Vietnam’s Defense Minister Phan Van Giang called for actions to “constrain” and “avoid complicating the situation” in resolving disputes in the East Sea (South China Sea) when he met with ASEAN and Chinese ministers on May June 15.
Noting the informal meeting of the ASEAN-China Defense Ministers in an online form organized by Brunei- the rotating president of the Southeast Asian Nations, the Vietnam News Agency reported that Senior Lieutenant General Giang, head of the Vietnamese delegation, suggested the parties create a favorable environment for the negotiation of the Code of Conduct in the East Sea (COC), especially through confidence-building measures.
The meeting comes a day before the 10-nation Southeast Asian bloc meets with defense ministers from eight other countries in the Asia-Pacific region, including the US, Japan, and India.
Senior Lieutenant General Giang was quoted as saying at an informal meeting on June 15 that the Vietnamese side suggested that the parties “refrain from actions, avoid complicating the situation, settle disputes by peaceful means, on basis of international law, including the 1982 United Nations Convention on the Law of the Sea (UNCLOS).”
In a statement Singapore released after the June 15 meeting cited by Nikkei Asia, ASEAN’s ministers emphasized “the need to maintain and promote a conducive environment to the early conclusion of a COC which is “effective and substantive under international law,” referring to the code of conduct in the East Sea.

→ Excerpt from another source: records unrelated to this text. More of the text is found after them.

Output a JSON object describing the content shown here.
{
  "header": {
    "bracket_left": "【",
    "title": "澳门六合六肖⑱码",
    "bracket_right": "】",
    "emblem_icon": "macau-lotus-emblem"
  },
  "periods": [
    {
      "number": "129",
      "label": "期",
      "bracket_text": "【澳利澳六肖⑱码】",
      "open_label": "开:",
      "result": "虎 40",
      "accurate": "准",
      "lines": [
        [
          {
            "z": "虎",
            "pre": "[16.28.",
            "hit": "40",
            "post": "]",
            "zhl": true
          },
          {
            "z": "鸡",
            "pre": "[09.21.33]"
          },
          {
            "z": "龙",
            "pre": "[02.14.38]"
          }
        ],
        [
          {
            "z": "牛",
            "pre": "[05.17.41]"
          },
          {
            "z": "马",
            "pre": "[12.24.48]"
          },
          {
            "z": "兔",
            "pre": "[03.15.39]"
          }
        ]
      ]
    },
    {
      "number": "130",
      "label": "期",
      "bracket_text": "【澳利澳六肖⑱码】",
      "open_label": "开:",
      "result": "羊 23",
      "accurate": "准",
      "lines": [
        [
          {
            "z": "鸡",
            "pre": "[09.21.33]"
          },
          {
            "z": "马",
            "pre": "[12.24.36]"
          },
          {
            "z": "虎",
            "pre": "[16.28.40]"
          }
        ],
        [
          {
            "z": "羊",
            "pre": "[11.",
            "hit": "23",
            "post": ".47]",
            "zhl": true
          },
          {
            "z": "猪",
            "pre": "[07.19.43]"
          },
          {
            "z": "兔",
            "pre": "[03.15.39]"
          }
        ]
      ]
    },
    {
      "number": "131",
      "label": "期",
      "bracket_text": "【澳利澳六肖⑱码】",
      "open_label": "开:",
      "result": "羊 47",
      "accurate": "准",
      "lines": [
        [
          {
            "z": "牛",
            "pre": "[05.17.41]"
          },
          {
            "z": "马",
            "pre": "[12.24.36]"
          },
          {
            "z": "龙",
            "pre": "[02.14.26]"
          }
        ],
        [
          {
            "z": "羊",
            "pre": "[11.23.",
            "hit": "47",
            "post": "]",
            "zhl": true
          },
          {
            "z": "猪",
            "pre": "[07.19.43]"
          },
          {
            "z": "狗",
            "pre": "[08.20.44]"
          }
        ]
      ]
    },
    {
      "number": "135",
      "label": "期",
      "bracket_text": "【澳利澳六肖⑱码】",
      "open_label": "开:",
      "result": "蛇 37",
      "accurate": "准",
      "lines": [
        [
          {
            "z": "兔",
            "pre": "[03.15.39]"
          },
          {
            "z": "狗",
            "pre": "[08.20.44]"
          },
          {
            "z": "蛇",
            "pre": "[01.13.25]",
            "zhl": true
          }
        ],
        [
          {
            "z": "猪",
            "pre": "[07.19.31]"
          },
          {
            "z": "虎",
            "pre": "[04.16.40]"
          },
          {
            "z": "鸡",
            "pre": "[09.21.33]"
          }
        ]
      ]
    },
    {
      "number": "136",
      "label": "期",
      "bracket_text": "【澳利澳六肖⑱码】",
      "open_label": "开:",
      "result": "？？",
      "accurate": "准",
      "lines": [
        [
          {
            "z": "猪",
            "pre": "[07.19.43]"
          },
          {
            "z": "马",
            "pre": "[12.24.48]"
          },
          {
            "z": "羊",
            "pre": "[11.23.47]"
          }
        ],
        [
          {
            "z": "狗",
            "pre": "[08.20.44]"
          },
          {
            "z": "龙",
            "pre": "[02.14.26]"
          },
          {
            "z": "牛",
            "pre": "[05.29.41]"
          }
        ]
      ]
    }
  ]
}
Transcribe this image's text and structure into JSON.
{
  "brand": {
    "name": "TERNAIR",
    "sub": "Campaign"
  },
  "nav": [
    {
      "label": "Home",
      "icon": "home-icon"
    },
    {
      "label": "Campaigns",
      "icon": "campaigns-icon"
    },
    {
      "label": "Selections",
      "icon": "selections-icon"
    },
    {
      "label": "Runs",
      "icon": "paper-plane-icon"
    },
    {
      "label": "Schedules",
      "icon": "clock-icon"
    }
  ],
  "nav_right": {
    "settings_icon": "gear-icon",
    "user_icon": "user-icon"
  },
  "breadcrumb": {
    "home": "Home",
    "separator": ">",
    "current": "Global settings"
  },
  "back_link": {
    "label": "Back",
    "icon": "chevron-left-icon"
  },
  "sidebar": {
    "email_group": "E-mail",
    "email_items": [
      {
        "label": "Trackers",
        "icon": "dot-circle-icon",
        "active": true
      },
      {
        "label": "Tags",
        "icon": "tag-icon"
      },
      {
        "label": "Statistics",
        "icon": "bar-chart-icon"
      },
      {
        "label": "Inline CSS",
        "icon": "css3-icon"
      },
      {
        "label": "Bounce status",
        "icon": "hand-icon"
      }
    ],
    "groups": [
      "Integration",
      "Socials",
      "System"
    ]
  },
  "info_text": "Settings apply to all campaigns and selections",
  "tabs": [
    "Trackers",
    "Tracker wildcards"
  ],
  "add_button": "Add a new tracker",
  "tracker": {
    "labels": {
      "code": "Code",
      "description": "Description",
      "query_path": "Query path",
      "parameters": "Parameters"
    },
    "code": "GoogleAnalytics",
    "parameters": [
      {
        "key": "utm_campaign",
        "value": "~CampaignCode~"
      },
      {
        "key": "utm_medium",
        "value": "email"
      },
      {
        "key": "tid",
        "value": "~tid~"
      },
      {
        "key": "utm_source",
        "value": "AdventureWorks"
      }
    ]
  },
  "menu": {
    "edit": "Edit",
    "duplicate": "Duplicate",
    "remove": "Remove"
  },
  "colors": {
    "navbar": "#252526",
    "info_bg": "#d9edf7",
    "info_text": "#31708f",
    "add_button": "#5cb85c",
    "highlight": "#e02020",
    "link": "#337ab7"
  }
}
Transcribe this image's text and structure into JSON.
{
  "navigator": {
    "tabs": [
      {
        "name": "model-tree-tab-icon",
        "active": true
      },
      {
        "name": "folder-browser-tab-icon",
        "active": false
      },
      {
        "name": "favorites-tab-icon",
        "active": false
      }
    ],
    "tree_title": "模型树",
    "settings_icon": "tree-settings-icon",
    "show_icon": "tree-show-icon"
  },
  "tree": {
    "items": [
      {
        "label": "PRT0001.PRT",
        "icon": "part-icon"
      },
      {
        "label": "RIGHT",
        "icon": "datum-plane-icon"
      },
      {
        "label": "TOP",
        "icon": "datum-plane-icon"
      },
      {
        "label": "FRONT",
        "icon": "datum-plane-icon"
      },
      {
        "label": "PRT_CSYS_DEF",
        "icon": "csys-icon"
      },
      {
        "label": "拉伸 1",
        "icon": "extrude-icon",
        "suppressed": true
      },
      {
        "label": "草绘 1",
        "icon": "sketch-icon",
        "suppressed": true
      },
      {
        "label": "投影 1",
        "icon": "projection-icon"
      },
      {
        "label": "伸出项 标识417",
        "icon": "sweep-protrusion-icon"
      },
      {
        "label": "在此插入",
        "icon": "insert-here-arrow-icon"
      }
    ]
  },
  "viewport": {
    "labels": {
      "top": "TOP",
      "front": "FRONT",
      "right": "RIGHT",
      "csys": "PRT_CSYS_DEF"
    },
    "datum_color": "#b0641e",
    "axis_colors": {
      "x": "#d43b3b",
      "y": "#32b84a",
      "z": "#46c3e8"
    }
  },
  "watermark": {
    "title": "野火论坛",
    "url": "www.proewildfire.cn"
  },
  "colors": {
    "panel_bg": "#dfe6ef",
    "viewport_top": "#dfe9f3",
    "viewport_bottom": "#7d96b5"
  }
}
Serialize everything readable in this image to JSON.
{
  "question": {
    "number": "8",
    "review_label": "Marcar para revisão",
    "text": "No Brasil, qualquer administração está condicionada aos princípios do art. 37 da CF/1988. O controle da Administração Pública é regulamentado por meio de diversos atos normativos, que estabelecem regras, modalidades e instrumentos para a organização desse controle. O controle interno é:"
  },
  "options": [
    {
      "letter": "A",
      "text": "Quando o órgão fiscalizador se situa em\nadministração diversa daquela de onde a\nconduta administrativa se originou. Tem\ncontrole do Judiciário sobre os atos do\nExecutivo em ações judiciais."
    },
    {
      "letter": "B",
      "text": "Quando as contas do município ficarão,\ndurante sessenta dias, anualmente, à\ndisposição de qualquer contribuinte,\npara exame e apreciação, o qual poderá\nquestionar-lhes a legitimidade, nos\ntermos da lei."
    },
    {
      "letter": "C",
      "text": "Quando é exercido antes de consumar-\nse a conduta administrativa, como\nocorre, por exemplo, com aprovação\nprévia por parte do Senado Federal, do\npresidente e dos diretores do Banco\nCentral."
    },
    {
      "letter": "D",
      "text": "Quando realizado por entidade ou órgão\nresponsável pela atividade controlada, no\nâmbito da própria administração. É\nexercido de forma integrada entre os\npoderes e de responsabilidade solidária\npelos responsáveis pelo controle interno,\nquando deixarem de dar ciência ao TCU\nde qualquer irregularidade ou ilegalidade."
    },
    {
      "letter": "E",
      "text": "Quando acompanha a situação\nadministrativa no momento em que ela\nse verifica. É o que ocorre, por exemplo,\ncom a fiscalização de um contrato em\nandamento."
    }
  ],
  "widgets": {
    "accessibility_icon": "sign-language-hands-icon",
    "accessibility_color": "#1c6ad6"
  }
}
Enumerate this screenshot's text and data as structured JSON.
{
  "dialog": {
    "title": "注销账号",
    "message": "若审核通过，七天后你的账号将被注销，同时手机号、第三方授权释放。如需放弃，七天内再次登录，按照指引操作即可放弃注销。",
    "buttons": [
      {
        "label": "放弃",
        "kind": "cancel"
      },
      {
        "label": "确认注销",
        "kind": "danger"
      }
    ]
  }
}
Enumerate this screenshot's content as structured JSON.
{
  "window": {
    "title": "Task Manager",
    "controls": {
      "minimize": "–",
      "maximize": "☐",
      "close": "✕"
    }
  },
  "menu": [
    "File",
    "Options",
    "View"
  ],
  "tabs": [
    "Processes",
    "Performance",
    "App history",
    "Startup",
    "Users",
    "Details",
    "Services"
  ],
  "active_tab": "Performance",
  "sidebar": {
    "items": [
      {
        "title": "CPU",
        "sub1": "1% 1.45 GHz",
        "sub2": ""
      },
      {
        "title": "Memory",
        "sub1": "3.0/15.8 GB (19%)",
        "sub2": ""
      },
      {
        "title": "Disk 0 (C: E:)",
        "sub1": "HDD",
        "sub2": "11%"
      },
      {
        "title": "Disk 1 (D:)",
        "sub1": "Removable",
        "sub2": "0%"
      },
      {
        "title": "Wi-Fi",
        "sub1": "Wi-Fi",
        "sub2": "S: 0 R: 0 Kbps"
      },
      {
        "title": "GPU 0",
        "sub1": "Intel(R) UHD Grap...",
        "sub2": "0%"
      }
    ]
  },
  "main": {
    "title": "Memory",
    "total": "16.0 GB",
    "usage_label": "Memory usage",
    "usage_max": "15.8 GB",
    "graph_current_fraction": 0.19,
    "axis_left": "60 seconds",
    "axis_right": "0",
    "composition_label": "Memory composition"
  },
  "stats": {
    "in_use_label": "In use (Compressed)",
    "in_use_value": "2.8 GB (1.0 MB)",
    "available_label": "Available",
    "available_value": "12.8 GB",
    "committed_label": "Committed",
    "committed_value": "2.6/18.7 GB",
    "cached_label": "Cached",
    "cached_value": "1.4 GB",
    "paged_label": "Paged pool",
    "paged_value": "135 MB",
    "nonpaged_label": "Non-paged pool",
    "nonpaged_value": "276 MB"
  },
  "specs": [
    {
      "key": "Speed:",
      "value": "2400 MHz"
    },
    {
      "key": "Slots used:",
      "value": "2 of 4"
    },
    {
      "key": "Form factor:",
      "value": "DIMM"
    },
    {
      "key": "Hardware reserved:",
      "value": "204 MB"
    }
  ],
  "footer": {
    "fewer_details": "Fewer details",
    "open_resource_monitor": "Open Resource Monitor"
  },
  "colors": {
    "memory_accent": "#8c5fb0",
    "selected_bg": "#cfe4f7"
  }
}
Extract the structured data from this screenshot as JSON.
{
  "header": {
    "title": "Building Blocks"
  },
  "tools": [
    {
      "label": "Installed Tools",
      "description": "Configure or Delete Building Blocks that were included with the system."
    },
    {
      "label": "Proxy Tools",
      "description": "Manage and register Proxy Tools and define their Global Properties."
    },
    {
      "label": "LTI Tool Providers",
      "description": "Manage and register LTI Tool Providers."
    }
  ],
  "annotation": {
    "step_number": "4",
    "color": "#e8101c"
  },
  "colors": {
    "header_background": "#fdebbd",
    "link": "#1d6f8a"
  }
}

China has overlapping claims with ASEAN member states over the resource-rich South China Sea, according to Nikkei Asia. At a meeting of foreign ministers last week, ASEAN and China agreed to expedite the resumption of negotiations on a code of conduct, which had been halted due to the coronavirus pandemic.
The South China Sea has also been a key topic in previous ASEAN defense ministers’ meetings. The new statement issued on June 15 reiterates that the countries are committed to “the maintenance and promotion of peace, security, stability, safety, and freedom of navigation and overflight in the South China Sea.”
The ministers also called for “self-restraint in actions” and urged all parties to “avoid actions that could complicate or escalate the situation,” without naming specific countries.
Tensions in the South China Sea have increased in recent weeks between countries in the region and China. Malaysia earlier this month sent fighter jets to intercept 16 Chinese transport planes flying into the South China Sea, which it said were engaged in “suspicious activities” near its airspace. Meanwhile, the Philippines has repeatedly protested the “illegal” and “threatening” presence of hundreds of Chinese “maritime militia” inside its exclusive economic zone. Vietnam is said to have expanded its maritime militia to strengthen its defense against China’s challenges in the South China Sea.
Chinese Defense Minister Wei Fenghuang was not quoted by domestic newspapers as saying at the meeting, but Vietnam’s Defense Minister was quoted by the VNA as emphasizing the importance of ASEAN-China cooperation for “peace and stability” regional determination” and “responsive to the establishment of a hotline between the ministers of ASEAN and China.